A new study published in Cell pinpoints where feelings of loneliness and emotional distress come from in the brain.

Study authors found a person’s increased need to interact with others after a period of social isolation can be attributed to a cluster of cells called the dorsal raphe nucleus (DRN), located near the back of the brain. Although many studies have shown how the brain seeks out and responds to rewarding social interactions, the authors said little is known about how isolation and loneliness motivate social behavior. They also said the DRN is a brain region that has not been studied much.

"There are many studies from human psychology describing how we have this need for social connection, which is particularly strong in people who feel lonely," Gillian Matthews, a postdoc at the Picower Institute and the paper's lead author, said in a statement. "But our understanding of the neural mechanisms underlying that state is pretty slim at the moment. It certainly seems like a useful, adaptive response, but we don't really know how that's brought about."

Matthews said she "first identified the loneliness neurons somewhat serendipitously"; she had been studying how drugs affect the brain's dopamine neurons. Instead of focusing on how drug abuse influences the DRN, she focused on social isolation in mice.

As part of the experiment, Matthews and her team isolated mice for 24 hours.

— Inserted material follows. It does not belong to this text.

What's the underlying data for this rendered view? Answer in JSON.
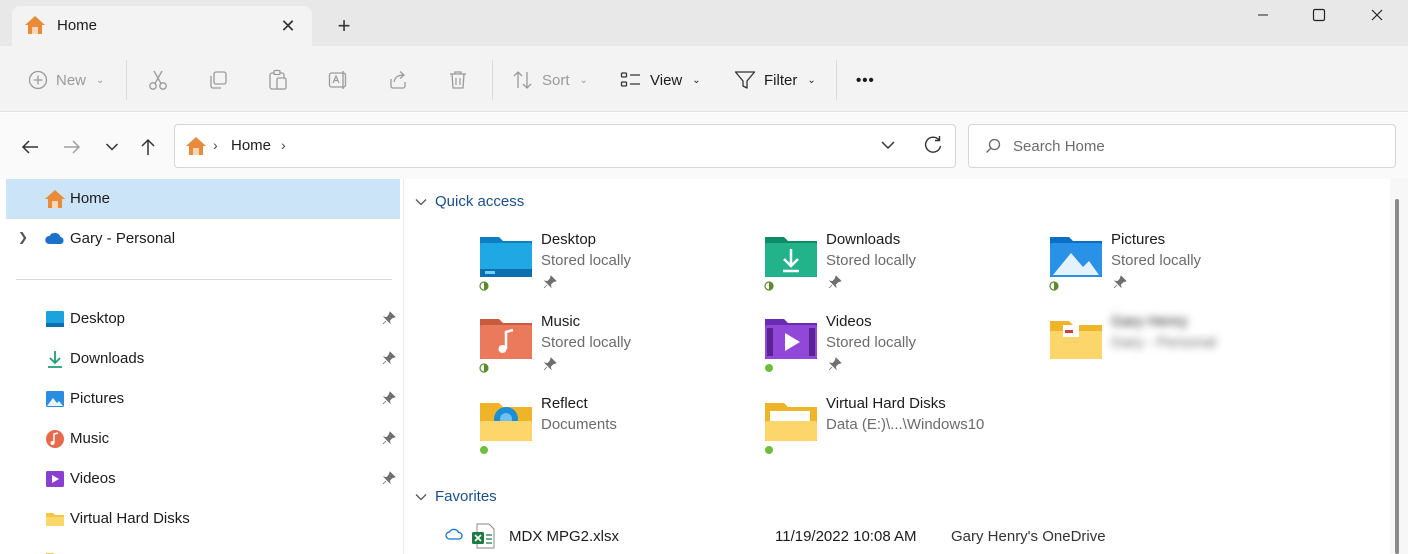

They noticed the control mice, which had not received any drugs, had stronger neural connections in the DRN following the isolation period. Further study revealed these neurons were responding to the state of social isolation.

"DRN neurons are not very active," the authors wrote. "However, during a period of isolation, these neurons become sensitized to social contact and when the animals are reunited with other mice, DRN activity surges. At the same time, the mice become much more sociable than animals that had not been isolated."

When these neurons were suppressed using optogenetics, a technique that allowed the authors to control brain activity with light, they found that isolated mice did not show the same rebound in sociability when they were brought out from isolation.

"That suggested these neurons are important for the isolation-induced rebound in sociability," senior study author Kay Tye said. "When people are isolated for a long time and then they're reunited with other people, they're very excited, there's a surge of social interaction. We think that this adaptive and evolutionarily conserved trait is what we are modeling in mice, and these neurons could play a role in that increased motivation to socialize."

The study also found that animals with a higher rank in the social hierarchy were more responsive to changes in DRN activity. This suggests that the most social or popular people may be more susceptible to feelings of loneliness following isolation.

"The social experience of every animal is not the same in a group," senior study author Kay Tye said. "If you're the dominant mouse, maybe you love your social environment. And if you're the subordinate mouse, and you're being beat up every day, maybe it's not so fun. Maybe you feel socially excluded already.”

Researchers say the next step is to figure out whether DRN neurons actually detect loneliness or are responsible for driving the response to loneliness.

Source: Matthews G, Nieh E, Weele C, et al. Dorsal Raphe Dopamine Neurons Represent the Experience of Social Isolation. Cell. 2016.